On 19 September, Minister of Science, Technology and Innovation Khairy Jamaluddin announced that Malaysia would join the COVID-19 Vaccine Global Access (COVAX) Facility, a global partnership that aims to support the development of a vaccine against the coronavirus and share access to it.
Khairy who is leading the government’s efforts to identify and secure COVID-19 vaccines, later provided reassurance through his public statements that he was also exploring other options, including directly negotiating with relevant pharmaceutical companies which are currently spearheading the race to develop a vaccine.
This is an unprecedented move. Rarely has there been any other endeavour in the history of healthcare, where governments around the world are frantically trying to secure stocks of a vaccine which does not yet exist.
But it is a necessary effort and the right decision to make.

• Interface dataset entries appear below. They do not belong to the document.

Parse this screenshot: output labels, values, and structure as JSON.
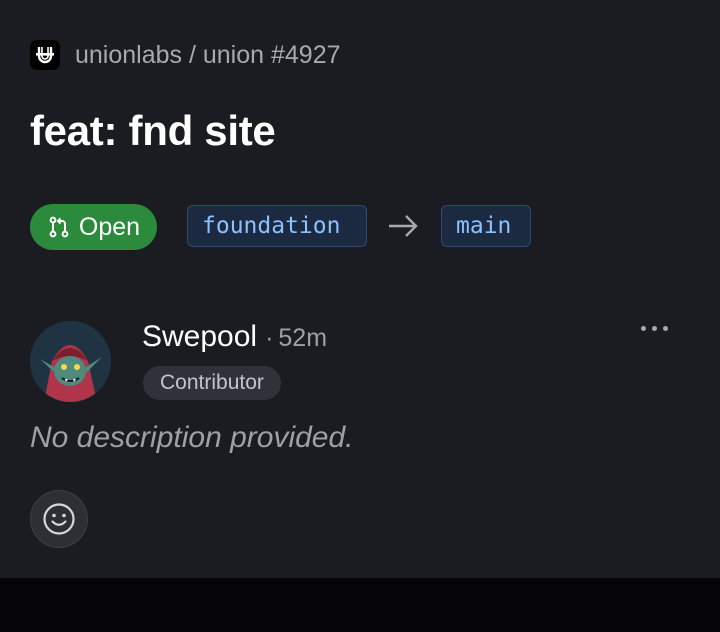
{
  "header": {
    "repo": "unionlabs / union #4927",
    "logo_icon": "union-logo-icon"
  },
  "pull_request": {
    "title": "feat: fnd site",
    "status": "Open",
    "status_icon": "git-pull-request-icon",
    "status_color": "#2c8a3c",
    "head_branch": "foundation",
    "base_branch": "main",
    "arrow_icon": "arrow-right-icon"
  },
  "comment": {
    "author": "Swepool",
    "separator": "·",
    "time": "52m",
    "role": "Contributor",
    "avatar": "goblin-avatar",
    "more_icon": "more-horizontal-icon",
    "body": "No description provided.",
    "reaction_icon": "smiley-icon"
  },
  "colors": {
    "background": "#1b1c21",
    "branch_bg": "#1b2a41",
    "branch_text": "#8cc0ff"
  }
}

What the Minister is doing and the government’s decision on COVAX ensures that Malaysia will have the necessary vaccine stocks to protect the most vulnerable in its population.
However, in spite of these efforts, it will not be a straightforward journey from the development and manufacturing of a safe and effective vaccine, to its deployment into the Malaysian population.
Through Malaysia’s participation in the COVAX initiative, we will help fund development of at least three safe and effective vaccines and therefore guaranteed access to the portfolio of vaccines, negotiate as part of a global consortium hence bringing down prices through economies of scale and pool procurement, and work with those in the international community to ensure fair and equitable access for populations who can’t afford the vaccine. Through this initiative, countries will stand the best chance at protecting the most vulnerable members of their populations.
In a nutshell, this is what the COVAX initiative is all about.
It is sometimes difficult to predict which vaccines will be successful. Even when a candidate vaccine produces a positive response in some people, it may result in adverse reactions in others, causing it to fail. In fact, many of the more than 160 candidates will fail.
The best chance of success for any country to secure a vaccine is to participate in an endeavour which diversifies and broadens access across a broad portfolio of possible vaccine candidates. A form of “insurance”, spreading risk and pooling resources.
There is no guarantee that going it alone and depending on separate bilateral deals will produce better results, in fact it might be a disadvantage. Instead of benefiting from being part of a collective, countries might instead be left out altogether and be among the last to get the vaccine when it becomes available.
Malaysia is not the United States or China who are able to independently fund, develop and produce their own vaccines for their own population. We need to work with others to meet our acute needs.
However, participation in the COVAX initiative comes at a price.
As the third richest country in Southeast Asia, classified as an upper middle-income economy with a GNI per capita of US$11,200 (as of 2019), Malaysia will be expected to be a self-financing participant similar to that of Singapore.
To cover 20 percent of the population or 6.4 million people on a two-dose regimen, Malaysia would be required to make payment of US$135.04 million (RM558.46 million). It would comprise an initial down payment of US$20.48 million (RM84.7 million) followed by a financial guarantee of US$115.46 million (RM473.76 million).
To reserve its vaccine stock, participating countries must make upfront payments and financial guarantees by this coming October 9
The vaccine for the 20 percent would be for people considered most vulnerable to infection as well as those working on front-line services such as healthcare professionals, security forces, and sanitation workers. The remaining 80 percent will have to procure the vaccine through alternative bilateral arrangements, government subsidisation, and the private sector.
Under COVAX’s Committed Purchase arrangement, an all-inclusive price of US$10.55 (RM44) per dose, or US$21.10 (RM88) per person for two dosages.
Compare this to China’s Sinopharm’s experimental coronavirus vaccine at US$145 per person or US$72.50 per dose, which is almost seven times higher than that of COVAX.
With shrinking national budgets, increasing deficits, demands for welfare assistance, and economies which are struggling to recover from month long lock-downs and harsh restrictive measures, investing in the unknown is a difficult decision to make.
Nevertheless, however hard, Malaysia must find the funds to finance this participation as well as other plans which work to ensure that Malaysians are able to access a safe and effective vaccine in the near future. Undoubtedly, difficult decisions will have to be made.
We need everyone and every country to get onboard and work together. Only then can we ensure that populations can be protected, and borders restrictions lifted so that economies can reopen and rebuild, movement between countries safely resume, families reunited, and life going back to what it was before the outbreak.
Most of the world’s nations have already joined COVAX, which is co-led by the World Health Organisation, the Coalition for Epidemic Preparedness Innovations, and Gavi, the Vaccine Alliance.
Being involved in COVAX is more than just about the vaccine. It is about being part of a global effort to put into place a transparent, accountable, and predictable framework which is working towards ensuring equitable access to an eventual vaccine. It will help build confidence in the economies participating in and benefiting from the initiative.
The COVID-19 pandemic is a public health emergency that requires collective global solidarity, empathy and cooperation, beyond our borders. We cannot afford to not do our part to protect ourselves and others.
No one is safe until we are all safe.